Clinical Significance of Intraplaque Hemorrhage in Low- and High-Grade Basilar Artery Stenosis on High-Resolution MRI

Fellows’ Journal Club

Patients with basilar artery stenosis (n=126; 66 symptomatic and 60 asymptomatic) underwent high-resolution MR imaging. The relationship between imaging findings (intraplaque hemorrhage, contrast enhancement, degree of stenosis, minimal lumen area, and plaque burden) and symptoms was analyzed. Intraplaque hemorrhage was identified in 22 patients (17.5%), including 21 (31.8%) symptomatic patients and 1 (1.7%) asymptomatic patient. Multivariate analysis showed that intraplaque hemorrhage was the strongest independent marker of symptomatic status. Contrast enhancement was also independently associated with symptomatic status. The authors conclude that intraplaque hemorrhage is present in both low- and high-grade stenotic basilar artery plaques and is independently associated with symptomatic stroke status. Intraplaque hemorrhage may identify high-risk plaque and provide new insight into the management of patients with stroke without significant stenosis.

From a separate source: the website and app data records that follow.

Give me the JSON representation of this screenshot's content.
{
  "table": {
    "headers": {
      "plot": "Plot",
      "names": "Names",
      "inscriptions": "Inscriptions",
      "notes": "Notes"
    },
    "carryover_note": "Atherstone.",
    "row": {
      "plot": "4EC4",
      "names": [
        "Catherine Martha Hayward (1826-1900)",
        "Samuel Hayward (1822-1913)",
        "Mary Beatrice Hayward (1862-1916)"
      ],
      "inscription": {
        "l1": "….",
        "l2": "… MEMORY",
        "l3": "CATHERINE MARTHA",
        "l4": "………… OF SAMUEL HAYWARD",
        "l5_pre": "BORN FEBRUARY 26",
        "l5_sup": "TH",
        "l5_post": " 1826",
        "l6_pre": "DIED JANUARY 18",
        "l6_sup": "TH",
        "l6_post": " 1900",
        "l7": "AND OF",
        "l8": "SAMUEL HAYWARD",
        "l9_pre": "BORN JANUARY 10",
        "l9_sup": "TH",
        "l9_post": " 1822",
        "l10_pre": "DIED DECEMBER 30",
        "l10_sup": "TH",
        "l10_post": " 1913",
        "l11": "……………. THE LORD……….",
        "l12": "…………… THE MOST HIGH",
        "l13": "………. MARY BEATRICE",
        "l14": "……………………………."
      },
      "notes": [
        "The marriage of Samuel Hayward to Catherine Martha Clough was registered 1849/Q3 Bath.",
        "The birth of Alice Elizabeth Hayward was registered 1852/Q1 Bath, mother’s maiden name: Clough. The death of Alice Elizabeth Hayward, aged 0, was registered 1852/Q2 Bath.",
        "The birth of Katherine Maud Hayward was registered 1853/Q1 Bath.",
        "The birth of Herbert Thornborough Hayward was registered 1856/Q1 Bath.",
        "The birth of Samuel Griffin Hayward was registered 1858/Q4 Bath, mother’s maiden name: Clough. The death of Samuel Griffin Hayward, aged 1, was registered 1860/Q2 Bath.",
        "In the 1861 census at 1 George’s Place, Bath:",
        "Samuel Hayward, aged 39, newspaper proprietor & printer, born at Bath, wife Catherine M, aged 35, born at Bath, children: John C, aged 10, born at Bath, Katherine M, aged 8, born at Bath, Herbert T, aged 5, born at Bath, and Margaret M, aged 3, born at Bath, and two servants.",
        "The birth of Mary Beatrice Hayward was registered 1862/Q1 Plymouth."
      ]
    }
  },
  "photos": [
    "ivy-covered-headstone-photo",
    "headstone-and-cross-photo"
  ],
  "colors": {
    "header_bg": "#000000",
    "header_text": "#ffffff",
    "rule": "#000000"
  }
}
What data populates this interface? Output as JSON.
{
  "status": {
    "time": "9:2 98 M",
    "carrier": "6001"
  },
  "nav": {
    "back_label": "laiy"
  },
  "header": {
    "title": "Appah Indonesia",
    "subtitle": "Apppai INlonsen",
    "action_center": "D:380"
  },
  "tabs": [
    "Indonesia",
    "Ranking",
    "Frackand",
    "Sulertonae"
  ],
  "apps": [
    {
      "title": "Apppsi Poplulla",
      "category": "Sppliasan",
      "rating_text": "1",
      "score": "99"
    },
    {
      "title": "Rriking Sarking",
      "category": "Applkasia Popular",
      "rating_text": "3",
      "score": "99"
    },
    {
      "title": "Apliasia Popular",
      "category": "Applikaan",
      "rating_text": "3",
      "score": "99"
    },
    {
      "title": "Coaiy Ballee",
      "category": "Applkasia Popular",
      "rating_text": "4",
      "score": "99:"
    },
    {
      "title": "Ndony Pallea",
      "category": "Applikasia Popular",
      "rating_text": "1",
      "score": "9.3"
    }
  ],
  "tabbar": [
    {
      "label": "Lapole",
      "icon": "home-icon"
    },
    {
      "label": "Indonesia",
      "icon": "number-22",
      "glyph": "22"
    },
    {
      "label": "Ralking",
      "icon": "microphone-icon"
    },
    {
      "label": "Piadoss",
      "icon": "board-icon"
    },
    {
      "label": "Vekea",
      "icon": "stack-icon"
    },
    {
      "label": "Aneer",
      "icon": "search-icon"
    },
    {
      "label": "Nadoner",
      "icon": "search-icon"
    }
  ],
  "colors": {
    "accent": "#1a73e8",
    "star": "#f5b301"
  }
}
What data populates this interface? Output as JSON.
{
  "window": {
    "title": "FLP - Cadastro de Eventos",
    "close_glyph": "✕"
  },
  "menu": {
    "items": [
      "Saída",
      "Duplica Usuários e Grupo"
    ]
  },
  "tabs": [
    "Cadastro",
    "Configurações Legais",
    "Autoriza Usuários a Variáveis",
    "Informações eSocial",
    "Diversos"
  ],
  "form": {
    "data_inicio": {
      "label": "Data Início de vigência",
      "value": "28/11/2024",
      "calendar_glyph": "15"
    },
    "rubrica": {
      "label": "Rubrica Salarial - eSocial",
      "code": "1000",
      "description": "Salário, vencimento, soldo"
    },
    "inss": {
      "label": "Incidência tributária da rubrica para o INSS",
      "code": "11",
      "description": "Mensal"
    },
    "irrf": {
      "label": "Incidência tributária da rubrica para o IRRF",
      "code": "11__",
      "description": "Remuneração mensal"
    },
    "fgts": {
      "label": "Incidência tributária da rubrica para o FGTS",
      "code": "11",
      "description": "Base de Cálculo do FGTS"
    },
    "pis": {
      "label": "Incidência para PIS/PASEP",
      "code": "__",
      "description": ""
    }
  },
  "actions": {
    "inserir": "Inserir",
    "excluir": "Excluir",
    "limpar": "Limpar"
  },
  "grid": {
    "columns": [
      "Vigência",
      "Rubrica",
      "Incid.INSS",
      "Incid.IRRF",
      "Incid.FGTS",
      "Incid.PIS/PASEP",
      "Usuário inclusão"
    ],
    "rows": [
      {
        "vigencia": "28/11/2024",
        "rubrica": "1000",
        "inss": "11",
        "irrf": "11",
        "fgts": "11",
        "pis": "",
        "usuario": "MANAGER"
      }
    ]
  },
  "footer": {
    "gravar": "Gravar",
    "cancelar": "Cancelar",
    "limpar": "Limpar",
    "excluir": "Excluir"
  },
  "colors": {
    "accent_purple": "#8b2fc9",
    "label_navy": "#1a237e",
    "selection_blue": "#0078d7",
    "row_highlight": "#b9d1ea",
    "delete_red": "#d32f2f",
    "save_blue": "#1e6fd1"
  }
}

Identification of Chronic Active Multiple Sclerosis Lesions on 3T MRI

Editor’s Choice

MR imaging–pathologic studies have reported that paramagnetic rims on 7T susceptibility-based MR imaging identify, in vivo, a subset of MS lesions with compartmentalized inflammation at the lesion edge and associated remyelination failure. High-resolution T2* and phase MR imaging were collected in 20 patients with MS at 3T and 7T. Phase rims were seen in 34 lesions at 7T and in 36 lesions at 3T by consensus. Inter- and intra-rater reliability were “substantial/good” both at 3T and 7T analysis. Nearly all 7T paramagnetic rims can also be seen at 3T. Imaging at 3T opens the possibility of implementing paramagnetic rims as an outcome measure.

Visualization and Classification of Deeply Seated Collateral Networks in Moyamoya Angiopathy with 7T MRI

Fellows’ Journal Club

This study aimed to evaluate morphologic patterns and the delineation of deeply seated collateral networks using ultra-high-field MRA in comparison with conventional DSA in 15 patients. Sequences acquired at 7T were TOF-MRA with 0.22 X 0.22 X 0.41 mm3 resolution and MPRAGE with 0.7 X 0.7 X 0.7 mm3 resolution. The relevant deeply seated collateral networks were classified into 2 categories and 6 pathways. A total of 100 collateral networks were detected on DSA; 106, on TOF-MRA; and 73, on MPRAGE. Delineation of deeply seated collateral networks was comparable between TOF-MRA and DSA. The authors demonstrate excellent delineation of 6 distinct deeply seated collateral network pathways in Moyamoya angiopathy.

Deep-Learning Convolutional Neural Networks Accurately Classify Genetic Mutations in Gliomas

Editor’s Choice

MR imaging data and molecular information were retrospectively obtained from The Cancer Imaging Archives for 259 patients with either low- or high-grade gliomas. A convolutional neural network was trained to classify IDH1 mutation status, 1p/19q codeletion, and MGMT promotor methylation status. Classification had high accuracy: IDH1 mutation status, 94%; 1p/19q codeletion, 92%; and MGMT promotor methylation status, 83%. The authors conclude that this shows the feasibility of a deep-learning CNN approach for the accurate classification of individual genetic mutations of both low- and high-grade gliomas and that the relevant MR imaging features acquired from an added dimensionality-reduction technique are concordant with existing literature, showing that neural networks are capable of learning key imaging components without prior feature selection or human directed training.